This report is the second of a two-part study dealing with the hydrogeology of the Phanerozoic succession in northeast Alberta. The first part, completed in August 1991, described the regional-scale geology and hydrostratigraphy of the sedimentary strata in the area defined by latitudes 55ï¿½N to 58ï¿½N and longitudes 110ï¿½W to 114ï¿½W (Tp 70-103, R 1-26, W4 Mer). This report presents the hydrogeological regime of formation waters in this study area.
The study was prompted in part by plans of the Alberta Oil Sands Technology and Research Authority (AOSTRA) to expand the Underground Test Facility (UTF) near Fort McMurray in northeast Alberta to a pilot operation. As part of this expansion, disposal of residual waters by on-site deep well injection has been proposed. Environment Canada and the Alberta Research Council initiated in 1990 a collaborative study on the effects of deep injection of residual water at the UTF site, with data support and cooperation from AOSTRA. The evaluation of the effects of deep injection of residual water is based on predictive modeling, which requires knowledge of the initial baseline hydrogeological conditions. Because the data are very scarce and incomplete at the local scale, it was necessary to use regional-scale data for the identification and characterization of the hydrostratigraphic units at the UTF site. The hydrodynamic and hydrochemical characterization (porosity and permeability, formation pressure, and chemistry of formation waters) of the Phanerozoic hydrostratigraphic units in northeast Alberta forms the content of this report.
The hydrogeological regime of formation waters in the Phanerozoic succession in northeast Alberta is very complex because of variability in geometry and lithology of the Phanerozoic strata.
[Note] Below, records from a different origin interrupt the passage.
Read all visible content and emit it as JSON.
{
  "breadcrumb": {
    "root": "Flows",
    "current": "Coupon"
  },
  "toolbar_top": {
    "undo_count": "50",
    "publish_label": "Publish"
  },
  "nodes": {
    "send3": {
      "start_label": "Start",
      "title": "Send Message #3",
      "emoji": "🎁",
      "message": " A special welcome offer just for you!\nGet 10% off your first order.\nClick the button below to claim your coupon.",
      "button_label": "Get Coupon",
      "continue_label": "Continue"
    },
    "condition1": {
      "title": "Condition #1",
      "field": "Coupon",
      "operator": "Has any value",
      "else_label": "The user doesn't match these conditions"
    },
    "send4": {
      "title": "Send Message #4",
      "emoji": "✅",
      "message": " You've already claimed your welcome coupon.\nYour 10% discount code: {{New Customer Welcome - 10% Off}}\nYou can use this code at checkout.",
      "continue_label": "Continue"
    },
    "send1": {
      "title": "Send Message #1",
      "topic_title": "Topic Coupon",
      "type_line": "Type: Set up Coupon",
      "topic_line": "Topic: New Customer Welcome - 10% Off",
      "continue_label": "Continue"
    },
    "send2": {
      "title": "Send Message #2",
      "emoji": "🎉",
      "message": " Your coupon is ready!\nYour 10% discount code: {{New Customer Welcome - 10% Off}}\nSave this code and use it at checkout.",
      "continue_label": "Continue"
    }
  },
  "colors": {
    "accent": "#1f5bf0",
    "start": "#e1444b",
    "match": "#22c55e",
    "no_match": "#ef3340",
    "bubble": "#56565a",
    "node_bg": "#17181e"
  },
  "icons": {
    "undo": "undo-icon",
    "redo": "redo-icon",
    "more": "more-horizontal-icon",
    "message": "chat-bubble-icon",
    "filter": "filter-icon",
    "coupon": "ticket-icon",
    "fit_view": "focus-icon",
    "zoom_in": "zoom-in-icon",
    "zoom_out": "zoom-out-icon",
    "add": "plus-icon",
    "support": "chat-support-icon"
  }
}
Erosion by the Athabasca river system as far down as Paleozoic strata adds to this complexity. As a result, topography and physiographic features exert a strong influence on the flow regime within most aquifers. Local recharge, which introduced fresh meteoric water, takes place in areas of high topography, such as the Birch and Pelican mountains. The valleys of the Athabasca and Clearwater rivers represent discharge areas for aquifers exposed or subcropping near them.
From the point of view of the hydrogeological regime, the Phanerozoic aquifers can be divided into four groups. The aquifers below the thick halite beds of the Prairie Formation exhibit regional flow characteristics, with a northeastward flow direction and depth-related salinity trends. High formation water salinity is associated with the proximity of Elk Point Group evaporites. Buoyancy (density) effects are significant, likely retarding to flow. The flow in the Beaverhill Lake-Cooking Lake aquifer system is intermediate-to-local in nature. Within the subcrop area and along the outcrop, local physiographic influences are superimposed over a regional northeastward trend. The formation water salinity, while depth related, is lower than for the pre-Prairie aquifers. As a result, buoyancy effects are not important when compared with gravity-induced flow. The Grosmont, Winterburn and Wabamun aquifers, present only in the western part of the area, act most probably as a drain for aquifers in hydraulic continuity above and below. The flow is likely toward the northwest, where the Grosmont aquifer is exposed and there the formation waters discharge into Peace River. Because of very low gravity induced hydraulic gradients, buoyancy effects could be important locally, but not on a regional scale. The flow regime in the Cretaceous aquifers is local, with recharge in topographically high areas, and discharge where the aquifers are exposed. The salinity of formation waters is low, with depth (temperature) related trends noticeable only in the southwest. The flow in these aquifers is basically gravity driven.